The Dark Knight
Director: Christopher Nolan
Starring: Christian Bale, Heath Ledger, Aaron Eckhart, Gary Oldman, Maggie Gyllenhaal
Rating: 4.5 stars (out of five)
Yes, Heath Ledger really is amazing as the Joker. And good lord, does Christopher Nolan deliver a film worthy of the performance. From the start, The Dark Knight is as intense as a war zone, and while it has more noticeable imperfections than Iron Man and less charm and vision than Hellboy 2, The Dark Knight has brains and ambition and yes indeed, a hell of an effects budget. The action is spectacular, if sometimes confusing, and the film looks magnificent, especially in IMAX.
The previous Nolan/Bale outing, Batman Begins, was the first film to live up to the promise of the Batman character and mythos. Nolan and star Christian Bale took the character to his roots and showed how fundamentally strong those roots are. With that out of the way, their sequel simultaneously kicks ass and psychoanalyzes the dynamic that makes Batman and his key nemeses work so goddamn well, for sixty years, often not in the best of hands.

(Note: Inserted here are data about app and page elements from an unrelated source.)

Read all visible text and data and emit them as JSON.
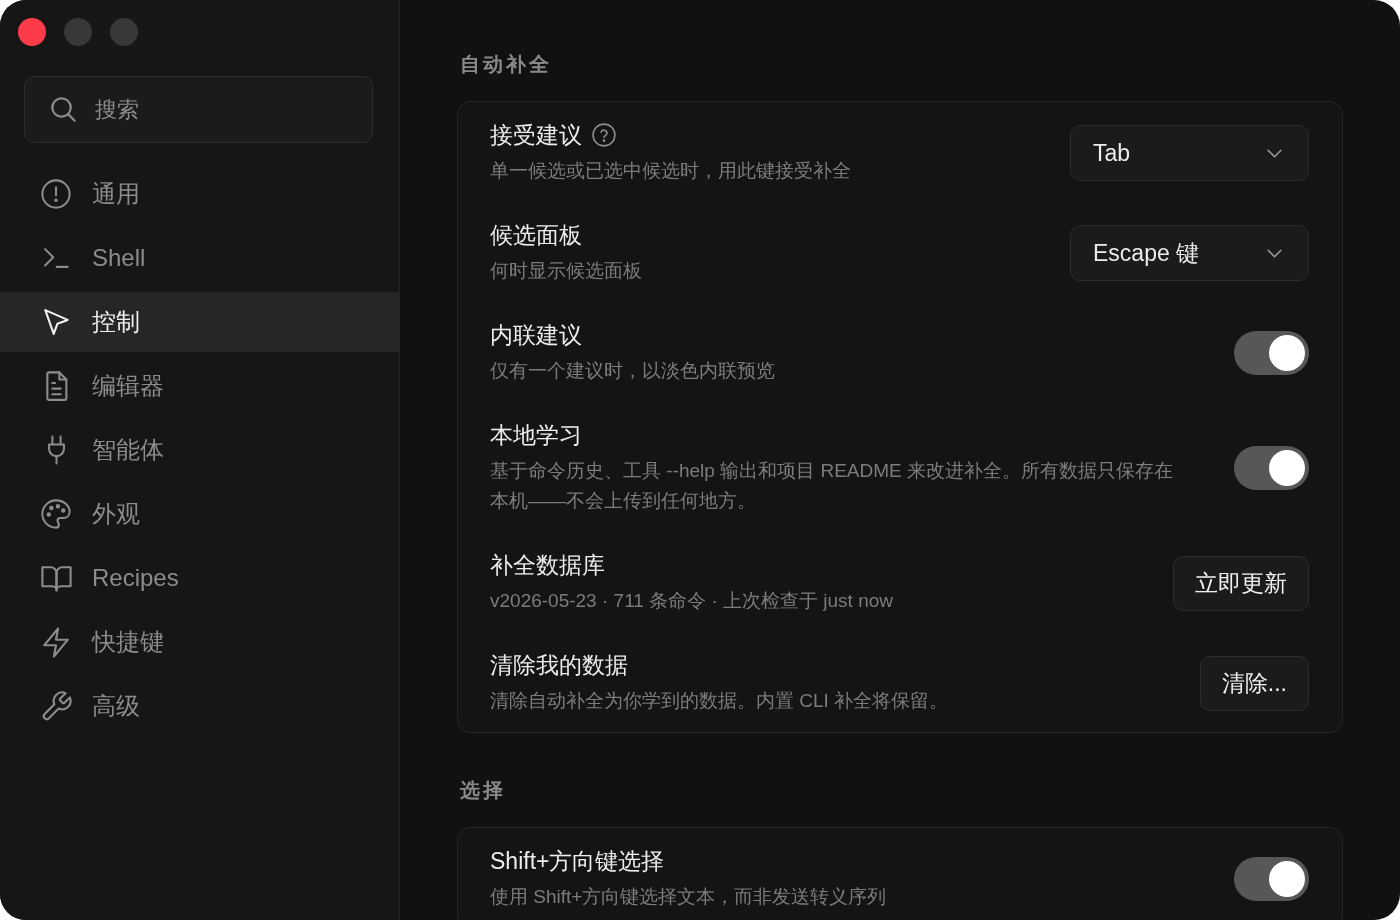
{
  "window": {
    "controls": [
      {
        "kind": "close",
        "disabled": false
      },
      {
        "kind": "minimize",
        "disabled": true
      },
      {
        "kind": "zoom",
        "disabled": true
      }
    ]
  },
  "sidebar": {
    "search": {
      "placeholder": "搜索"
    },
    "items": [
      {
        "label": "通用",
        "selected": false
      },
      {
        "label": "Shell",
        "selected": false
      },
      {
        "label": "控制",
        "selected": true
      },
      {
        "label": "编辑器",
        "selected": false
      },
      {
        "label": "智能体",
        "selected": false
      },
      {
        "label": "外观",
        "selected": false
      },
      {
        "label": "Recipes",
        "selected": false
      },
      {
        "label": "快捷键",
        "selected": false
      },
      {
        "label": "高级",
        "selected": false
      }
    ]
  },
  "sections": [
    {
      "title": "自动补全",
      "rows": [
        {
          "kind": "select",
          "title": "接受建议",
          "help_icon": true,
          "description": "单一候选或已选中候选时，用此键接受补全",
          "value": "Tab"
        },
        {
          "kind": "select",
          "title": "候选面板",
          "description": "何时显示候选面板",
          "value": "Escape 键"
        },
        {
          "kind": "toggle",
          "title": "内联建议",
          "description": "仅有一个建议时，以淡色内联预览",
          "on": true
        },
        {
          "kind": "toggle",
          "title": "本地学习",
          "description": "基于命令历史、工具 --help 输出和项目 README 来改进补全。所有数据只保存在本机——不会上传到任何地方。",
          "on": true
        },
        {
          "kind": "button",
          "title": "补全数据库",
          "description": "v2026-05-23 · 711 条命令 · 上次检查于 just now",
          "button": "立即更新"
        },
        {
          "kind": "button",
          "title": "清除我的数据",
          "description": "清除自动补全为你学到的数据。内置 CLI 补全将保留。",
          "button": "清除..."
        }
      ]
    },
    {
      "title": "选择",
      "rows": [
        {
          "kind": "toggle",
          "title": "Shift+方向键选择",
          "description": "使用 Shift+方向键选择文本，而非发送转义序列",
          "on": true
        }
      ]
    }
  ]
}
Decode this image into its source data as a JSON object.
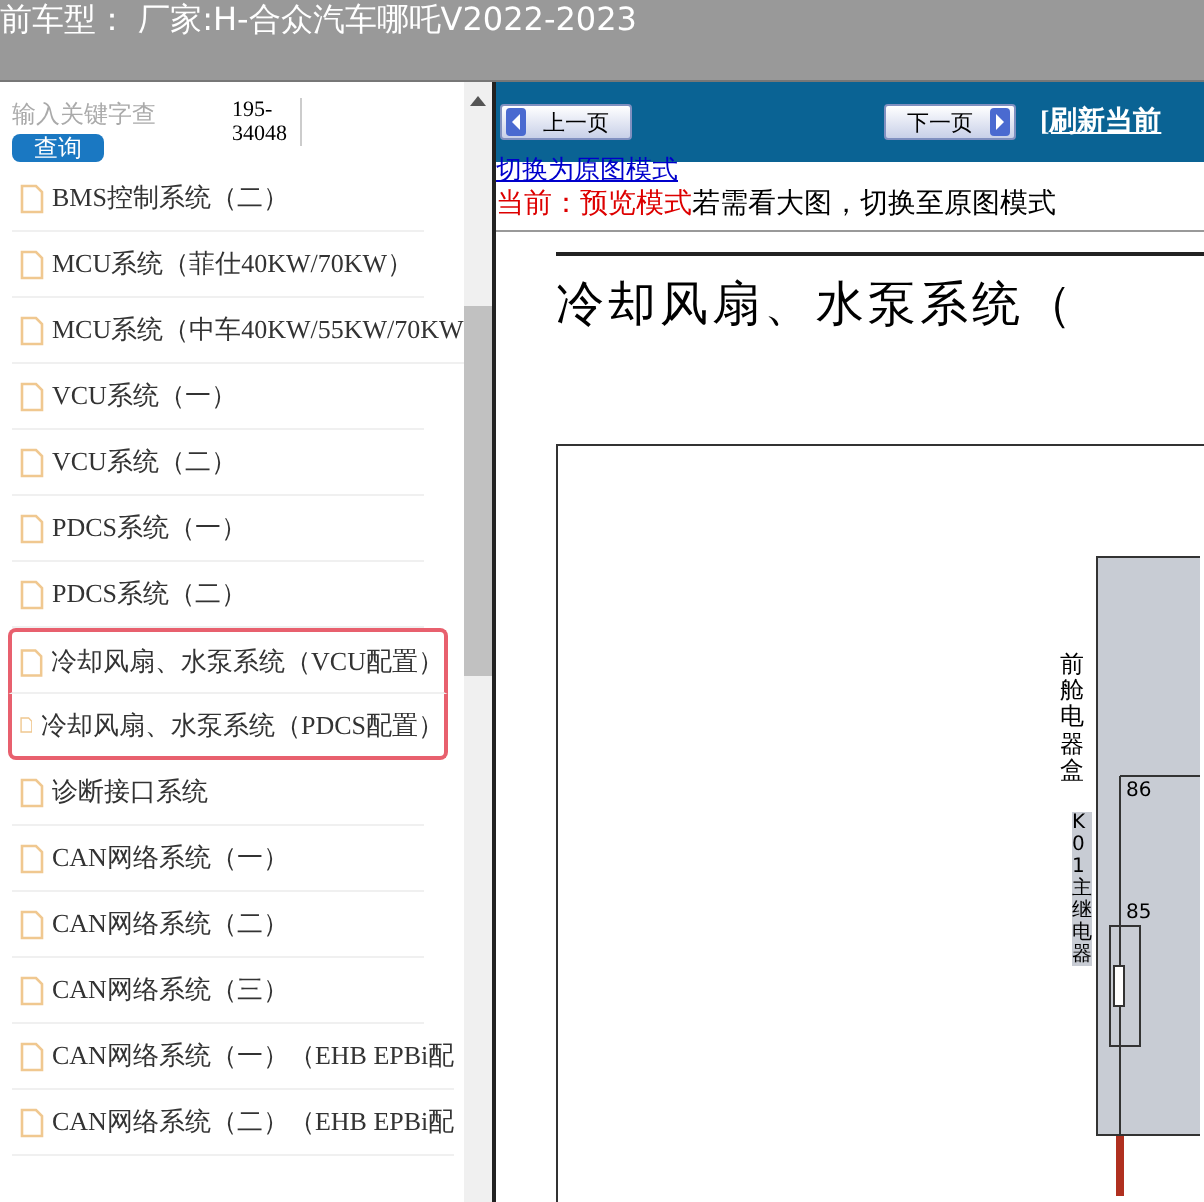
{
  "header": {
    "title": "前车型： 厂家:H-合众汽车哪吒V2022-2023"
  },
  "sidebar": {
    "search": {
      "placeholder": "输入关键字查",
      "button": "查询",
      "count": "195-34048"
    },
    "items": [
      {
        "label": "BMS控制系统（二）",
        "selected": false
      },
      {
        "label": "MCU系统（菲仕40KW/70KW）",
        "selected": false
      },
      {
        "label": "MCU系统（中车40KW/55KW/70KW",
        "selected": false
      },
      {
        "label": "VCU系统（一）",
        "selected": false
      },
      {
        "label": "VCU系统（二）",
        "selected": false
      },
      {
        "label": "PDCS系统（一）",
        "selected": false
      },
      {
        "label": "PDCS系统（二）",
        "selected": false
      },
      {
        "label": "冷却风扇、水泵系统（VCU配置）",
        "selected": true
      },
      {
        "label": "冷却风扇、水泵系统（PDCS配置）",
        "selected": true
      },
      {
        "label": "诊断接口系统",
        "selected": false
      },
      {
        "label": "CAN网络系统（一）",
        "selected": false
      },
      {
        "label": "CAN网络系统（二）",
        "selected": false
      },
      {
        "label": "CAN网络系统（三）",
        "selected": false
      },
      {
        "label": "CAN网络系统（一）（EHB EPBi配",
        "selected": false
      },
      {
        "label": "CAN网络系统（二）（EHB EPBi配",
        "selected": false
      }
    ]
  },
  "toolbar": {
    "prev_button": "上一页",
    "next_button": "下一页",
    "refresh_link": "[刷新当前"
  },
  "mode_link": "切换为原图模式",
  "mode_notice": {
    "status": "当前：预览模式",
    "hint": "若需看大图，切换至原图模式"
  },
  "diagram": {
    "title": "冷却风扇、水泵系统（",
    "box_label": "前舱电器盒",
    "relay_label": "K01 主继电器",
    "pins": [
      "86",
      "85"
    ]
  }
}
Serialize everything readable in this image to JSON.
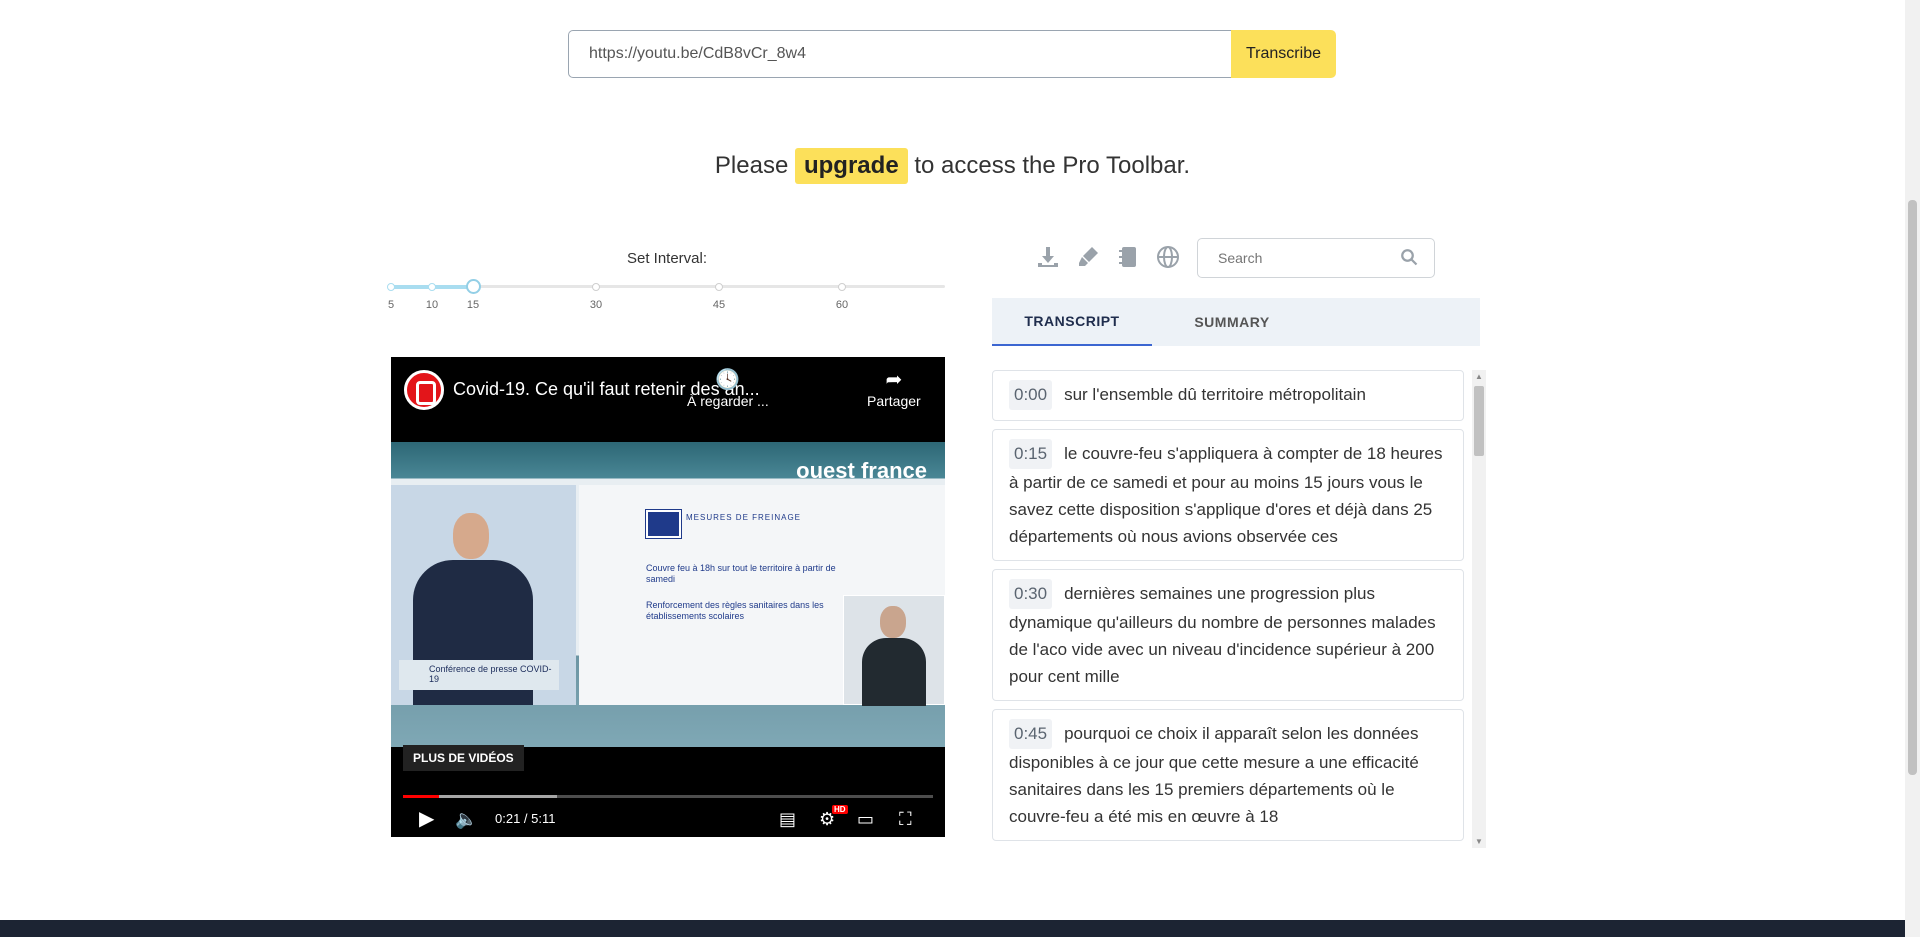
{
  "url_bar": {
    "value": "https://youtu.be/CdB8vCr_8w4",
    "button_label": "Transcribe"
  },
  "upgrade": {
    "before": "Please",
    "link": "upgrade",
    "after": "to access the Pro Toolbar."
  },
  "interval": {
    "label": "Set Interval:",
    "ticks": [
      "5",
      "10",
      "15",
      "30",
      "45",
      "60"
    ],
    "selected": 15
  },
  "video": {
    "title": "Covid-19. Ce qu'il faut retenir des an...",
    "watch_later_label": "À regarder ...",
    "share_label": "Partager",
    "brand_text": "ouest france",
    "podium_text": "Conférence de presse COVID-19",
    "slide_heading": "MESURES DE FREINAGE",
    "slide_bullet_1": "Couvre feu à 18h sur tout le territoire à partir de samedi",
    "slide_bullet_2": "Renforcement des règles sanitaires dans les établissements scolaires",
    "more_videos": "PLUS DE VIDÉOS",
    "current_time": "0:21",
    "duration": "5:11",
    "time_display": "0:21 / 5:11",
    "progress_played": 0.067,
    "progress_buffered": 0.29,
    "hd_badge": "HD"
  },
  "toolbar": {
    "icons": [
      "download-icon",
      "highlighter-icon",
      "notebook-icon",
      "globe-icon"
    ],
    "search_placeholder": "Search"
  },
  "tabs": [
    {
      "label": "TRANSCRIPT",
      "active": true
    },
    {
      "label": "SUMMARY",
      "active": false
    }
  ],
  "transcript": [
    {
      "time": "0:00",
      "text": "sur l'ensemble dû territoire métropolitain"
    },
    {
      "time": "0:15",
      "text": "le couvre-feu s'appliquera à compter de 18 heures à partir de ce samedi et pour au moins 15 jours vous le savez cette disposition s'applique d'ores et déjà dans 25 départements où nous avions observée ces"
    },
    {
      "time": "0:30",
      "text": "dernières semaines une progression plus dynamique qu'ailleurs du nombre de personnes malades de l'aco vide avec un niveau d'incidence supérieur à 200 pour cent mille"
    },
    {
      "time": "0:45",
      "text": "pourquoi ce choix il apparaît selon les données disponibles à ce jour que cette mesure a une efficacité sanitaires dans les 15 premiers départements où le couvre-feu a été mis en œuvre à 18"
    }
  ],
  "colors": {
    "accent_yellow": "#fce05a",
    "tab_active_border": "#3c66d1",
    "slider_fill": "#a9ddf0",
    "footer": "#1c2433"
  }
}
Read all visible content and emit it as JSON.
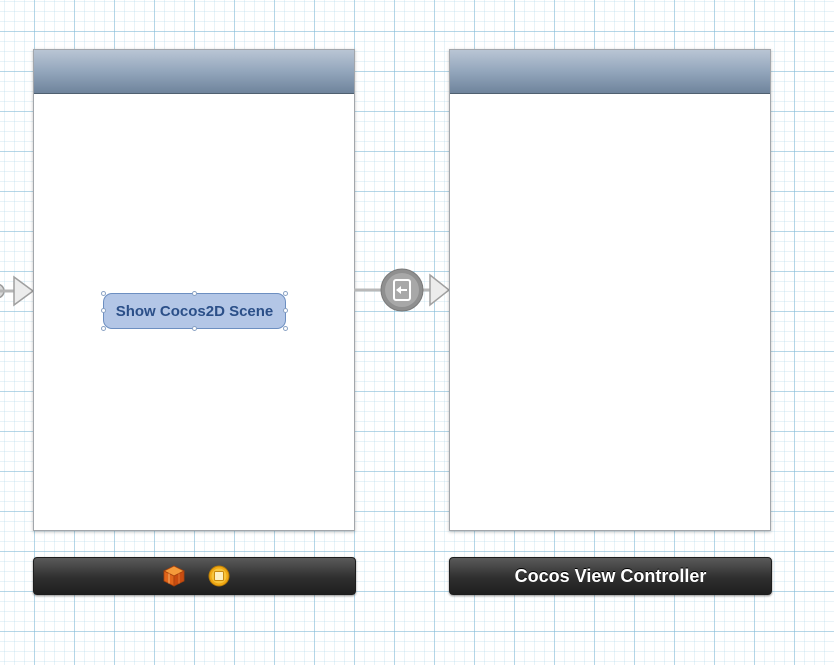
{
  "scenes": {
    "first": {
      "button_label": "Show Cocos2D Scene",
      "dock_icons": [
        "view-controller-cube-icon",
        "first-responder-icon"
      ]
    },
    "second": {
      "dock_title": "Cocos View Controller"
    }
  },
  "segue": {
    "icon": "push-segue-icon"
  },
  "colors": {
    "nav_bar_top": "#b9c5d4",
    "nav_bar_bottom": "#6f849c",
    "dock_background": "#2f2f2f",
    "button_fill": "#b3c6e6",
    "button_text": "#2b4f88",
    "grid_line": "#9fcde0"
  }
}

The popularity of the Batman, a hard character to get “inside” of, is due in great part to the quality of his weird villains, as this film demonstrates. Ledger doesn’t so much steal every scene as set it on fire and dance around while it burns. The film runs a densely packed two and a half hours, and you’ll still hope there’s a director’s cut DVD someday that’ll give you another hour of his work. Every second the camera is on him, you can’t look at anything else. Seriously, you’re looking at that picture of him right now, aren’t you? See?
The other two main players combine to balance Ledger’s power. His Joker is black, unbridled insanity. Aaron Eckhart plays Harvey Dent’s pure, sunny integrity to the hilt without becoming a cloying boy scout, and Bale’s Batman is still all surface intensity, but now with a little more depth of character.
The extremes these characters represent begin to outline Nolan’s themes. Yeah, that’s right, a summer blockbuster can have themes (tell it to Wanted, which couldn’t even be bothered with a sensible plot). Here, it’s the nature of heroism, the value and meaning of the masks or faces we show the world, and how we respond to the injustice and madness of that world. Serious stuff for a superhero flick.
A brilliant supportive cast makes it work. It’s a fine line, when you have the likes of Gary Oldman, Michael Caine and Morgan Freeman in bit parts. Better than last time, Nolan makes them seem comfortable in their roles, better integrated into the story and the world, rather than feeling like Very Special Guest Stars. This time Rachel Dawes, the love interest Katie Holmes played in Batman Begins as a schoolgirl almost grown up, is assayed by Maggie Gyllenhaal, a better actress by far who’s able to do more with the role here.
The genius in the story is that it careens wildly through enough material for three or four films, which gives you a sense of high stakes and crisis, without making you feel like you’re watching the hastily edited evisceration of an unfocused screenplay (Hello, Daredevil!). This movie has so much happening, it’s harder to see what’s going to come next. Contrast it to the vastly entertaining Iron Man or first Spider-Man, which telegraph their formulas pretty well, then make you love the execution. Nolan’s movie is much more surprising, and feels more dangerous as a result.
The film’s length begins to show in a puzzling SWAT sequence at the end. When it finally gets us to the various resolutions we need (the climax has about four major things going on), we close with a key supporting character delivering atrocious philosophizing about the value of Batman as a hero and symbol. It’s cringe-inducing, but by that time the movie has so won you over and worn you out, you shouldn’t be able to put up much of a fight. And the scene’s idiot logic manages to completely upset the Batman/Gotham City status quo, in a way that promises new excitement in a sequel that cannot possibly come soon enough.